When Edelmiro “Ed” Muñiz had a heart attack in 2004, his employees began to doubt not only the health of their founder, chairman and CEO but the health of the company, as well.
While he was recovering, Muñiz decided he needed to shift the focus of MEI Technologies Inc.’s employees from worries about him to a more positive concern, so he challenged them to double the size of the $30 million company in two years.
Redirecting their attention worked, and in two years, the company’s revenue had tripled. And in 2007, MEI posted revenue of $115 million.
“This problem that I had earlier just kind of went away, and I was very surprised that I was able to survive this from the company standpoint,” Muñiz says.
The next challenge became absorbing the company’s rapid growth. To do that, he relied on his three keys to growth — trustworthiness, listening to your customers and building a relationship with your banker.
Smart Business spoke with Muñiz about how to grow your company.
Assemble a team of trustworthy and honest employees. You’ve got a set of values that you decide you’re going to have as a company, and you start with hiring people with those same values. I’ve always valued integrity, honesty and ethics.
I try to hire people that have those characteristics very, very visible. It’s part of what makes a business grow.
I don’t have a problem with those who don’t know everything when they come here because they will learn what they need to know after they get here most of the time. But you have to be honest.
I read the resume first, and I try to look for inconsistencies. If something doesn’t make sense, I’ll flag that, and that will be the object of questions in the interview. Why do you say this here, and that doesn’t seem to jibe with what you said here?

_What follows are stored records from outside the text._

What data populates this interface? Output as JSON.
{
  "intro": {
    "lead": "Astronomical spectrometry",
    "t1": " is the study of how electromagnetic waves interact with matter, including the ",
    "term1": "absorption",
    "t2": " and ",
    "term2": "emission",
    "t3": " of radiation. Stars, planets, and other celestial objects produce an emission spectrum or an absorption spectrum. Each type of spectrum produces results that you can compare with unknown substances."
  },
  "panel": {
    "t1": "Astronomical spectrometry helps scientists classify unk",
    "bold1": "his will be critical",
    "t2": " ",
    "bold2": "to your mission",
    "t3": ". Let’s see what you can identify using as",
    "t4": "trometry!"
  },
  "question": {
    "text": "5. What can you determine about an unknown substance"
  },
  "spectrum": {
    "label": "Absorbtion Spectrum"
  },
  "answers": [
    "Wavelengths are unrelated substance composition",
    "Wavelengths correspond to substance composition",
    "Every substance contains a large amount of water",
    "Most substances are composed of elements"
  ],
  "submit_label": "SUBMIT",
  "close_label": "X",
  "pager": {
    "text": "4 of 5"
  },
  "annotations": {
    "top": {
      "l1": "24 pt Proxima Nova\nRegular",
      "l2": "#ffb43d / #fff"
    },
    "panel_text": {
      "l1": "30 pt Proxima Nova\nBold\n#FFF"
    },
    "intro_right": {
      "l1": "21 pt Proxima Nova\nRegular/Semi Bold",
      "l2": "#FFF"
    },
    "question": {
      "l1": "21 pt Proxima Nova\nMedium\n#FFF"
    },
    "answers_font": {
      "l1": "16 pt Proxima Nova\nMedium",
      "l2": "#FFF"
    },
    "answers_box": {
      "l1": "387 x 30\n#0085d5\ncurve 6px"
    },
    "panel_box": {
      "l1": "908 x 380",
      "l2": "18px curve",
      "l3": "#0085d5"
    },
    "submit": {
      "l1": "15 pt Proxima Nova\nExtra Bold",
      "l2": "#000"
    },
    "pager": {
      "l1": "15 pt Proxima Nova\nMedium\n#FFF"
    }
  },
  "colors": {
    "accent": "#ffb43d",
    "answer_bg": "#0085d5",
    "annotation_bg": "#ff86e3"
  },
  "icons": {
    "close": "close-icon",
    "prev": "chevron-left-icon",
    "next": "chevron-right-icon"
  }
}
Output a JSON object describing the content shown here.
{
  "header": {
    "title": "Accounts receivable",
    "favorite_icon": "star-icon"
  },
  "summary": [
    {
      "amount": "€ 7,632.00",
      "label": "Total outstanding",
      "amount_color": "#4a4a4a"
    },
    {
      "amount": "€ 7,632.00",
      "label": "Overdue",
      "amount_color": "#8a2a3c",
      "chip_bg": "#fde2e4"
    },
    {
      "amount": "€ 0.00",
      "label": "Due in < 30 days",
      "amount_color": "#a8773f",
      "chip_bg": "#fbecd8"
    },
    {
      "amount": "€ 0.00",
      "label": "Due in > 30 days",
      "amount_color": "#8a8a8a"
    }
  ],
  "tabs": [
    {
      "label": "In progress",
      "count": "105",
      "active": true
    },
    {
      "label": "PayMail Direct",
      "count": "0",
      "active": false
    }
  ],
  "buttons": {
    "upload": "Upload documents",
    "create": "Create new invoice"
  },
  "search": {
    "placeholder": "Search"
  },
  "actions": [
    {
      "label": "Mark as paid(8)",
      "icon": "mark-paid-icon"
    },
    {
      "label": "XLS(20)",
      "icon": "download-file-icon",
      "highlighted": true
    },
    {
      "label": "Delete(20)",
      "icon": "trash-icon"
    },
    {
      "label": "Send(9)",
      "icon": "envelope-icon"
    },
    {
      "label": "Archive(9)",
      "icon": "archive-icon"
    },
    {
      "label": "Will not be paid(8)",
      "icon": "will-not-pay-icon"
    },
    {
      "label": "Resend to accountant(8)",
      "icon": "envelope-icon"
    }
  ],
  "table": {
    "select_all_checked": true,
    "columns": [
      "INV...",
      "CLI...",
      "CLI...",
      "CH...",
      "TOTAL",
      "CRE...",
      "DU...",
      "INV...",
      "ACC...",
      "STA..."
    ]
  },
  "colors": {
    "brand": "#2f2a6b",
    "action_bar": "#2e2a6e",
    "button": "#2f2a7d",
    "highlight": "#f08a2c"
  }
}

If it’s a good response, I’ll take it for face value. If I suspect that somebody has kind of stretched it a little bit, I generally just write those people off.
If they’re not honest when they start with us, they can’t become honest later.
When I look at the keys to growth, trustworthiness I think it’s No. 1. If you don’t have trust and you’re not trustworthy as a business — and that means every employee that you have also needs to be trustworthy — then you can’t sustain a business. Your customers don’t trust you, your employees don’t trust you, your competition doesn’t trust you.
This is what allows you to get new customers, but, more important, allows you to keep the ones you’ve already got. You can’t grow without keeping what you’ve already got under your belt.
Listen to your customers’ needs. We’ve got to listen very carefully to the customer. ... We have to listen carefully to what they want and sell them what they want. Not what we think they need.
That’s very important because we have a lot of engineers and scientists, and they like to analyze, and they like to figure out what the customer really needs. If we do that, we’re really selling our arrogance. Listen and give them what they want.
I try to listen. I try to visit them as often as I can but not too often because I can become a nuisance.
We typically have people embedded in the customer’s organization that’s the type of work we do. They listen to their customer every day, whether they’re talking to them specifically or to someone else.
If you expand your ears to include not only your pair of ears but your management and your employees, you can pick up stuff so that you can gauge exactly what that customer wants.
If they don’t have to tell you over and over, ‘No, that’s not what I wanted; this is what I want,’ they will appreciate it, and they will keep asking you to come back.
They certainly don’t want arrogance, i.e., ‘I see the way you work, and I understand what you do, and this is what you need.’
There’s a fine line between arrogance and confidence. You have to be confident with a customer, but you cannot be arrogant. Nine times out of 10, your customer tells you if you listen.
Build a relationship with your banker. The third most important factor in growing your company is having your banker as your best friend. You need to be right in step with them all the way — in good times and in bad times.
Share information with them. Tell them who your customers are. Tell them what they’re doing. Tell them what you’re doing. Tell them who you want your customers to be — your new customers — and why.
Share everything you can with them because when the time comes and you are successful in getting this new business, now you have to pay that upfront money, that seed money.
Secondly, you make a higher profit if you use some of your own money and you use some of someone else’s money. The return on that amount of money is better when you have borrowed some.
It has to be built on trust. You’ve got to communicate with your bank at all times. You’ve got to invite them to your celebrations when you get a new customer. You’ve got to invite them to your Christmas party, to your picnic. They have to know you and your employees.
Then of course, you have to pay what you owe. You have to do what you say.
HOW TO REACH: MEI Technologies Inc., (281) 283-6200 or www.meitechinc.com